What is expected> Only lines holding "icon" are wanted; copy each of them from the records below.

Data for this exercise>

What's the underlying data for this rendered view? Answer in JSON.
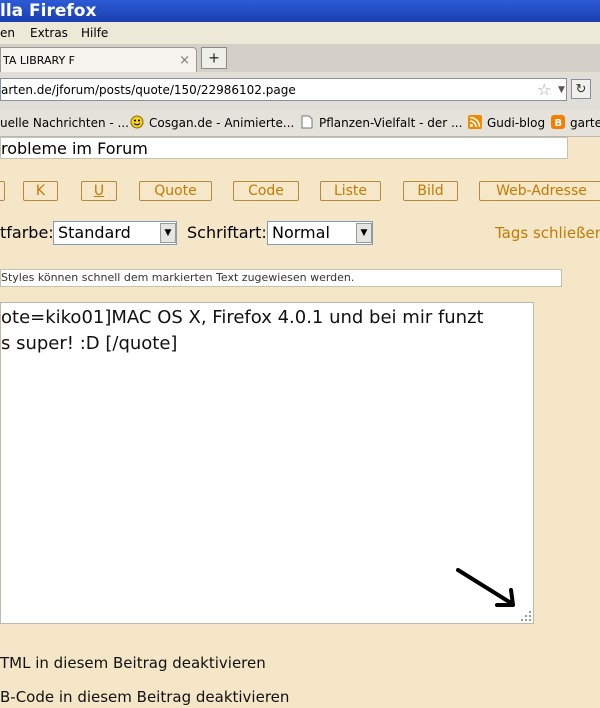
{
  "window": {
    "title": "lla Firefox"
  },
  "menu": {
    "items": [
      "en",
      "Extras",
      "Hilfe"
    ]
  },
  "tabs": [
    {
      "label": "TA LIBRARY F",
      "close": "×"
    }
  ],
  "new_tab": "+",
  "address": {
    "url": "arten.de/jforum/posts/quote/150/22986102.page"
  },
  "bookmarks": [
    {
      "label": "uelle Nachrichten - ...",
      "icon": "none"
    },
    {
      "label": "Cosgan.de - Animierte...",
      "icon": "smiley-icon"
    },
    {
      "label": "Pflanzen-Vielfalt - der ...",
      "icon": "page-icon"
    },
    {
      "label": "Gudi-blog",
      "icon": "rss-icon"
    },
    {
      "label": "garte",
      "icon": "blogger-icon"
    }
  ],
  "form": {
    "subject": "robleme im Forum",
    "buttons": [
      "K",
      "U",
      "Quote",
      "Code",
      "Liste",
      "Bild",
      "Web-Adresse"
    ],
    "color_label": "tfarbe:",
    "color_value": "Standard",
    "font_label": "Schriftart:",
    "font_value": "Normal",
    "tags_close": "Tags schließen",
    "hint": "Styles können schnell dem markierten Text zugewiesen werden.",
    "message_lines": [
      "ote=kiko01]MAC OS X, Firefox 4.0.1 und bei mir funzt",
      "s super!   :D [/quote]"
    ],
    "options": [
      "TML in diesem Beitrag deaktivieren",
      "B-Code in diesem Beitrag deaktivieren"
    ]
  },
  "colors": {
    "accent": "#c27a00",
    "page_bg": "#f6e6c8",
    "titlebar": "#2c5bd6"
  }
}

Answer to the exercise>
      "icon": "none"
      "icon": "smiley-icon"
      "icon": "page-icon"
      "icon": "rss-icon"
      "icon": "blogger-icon"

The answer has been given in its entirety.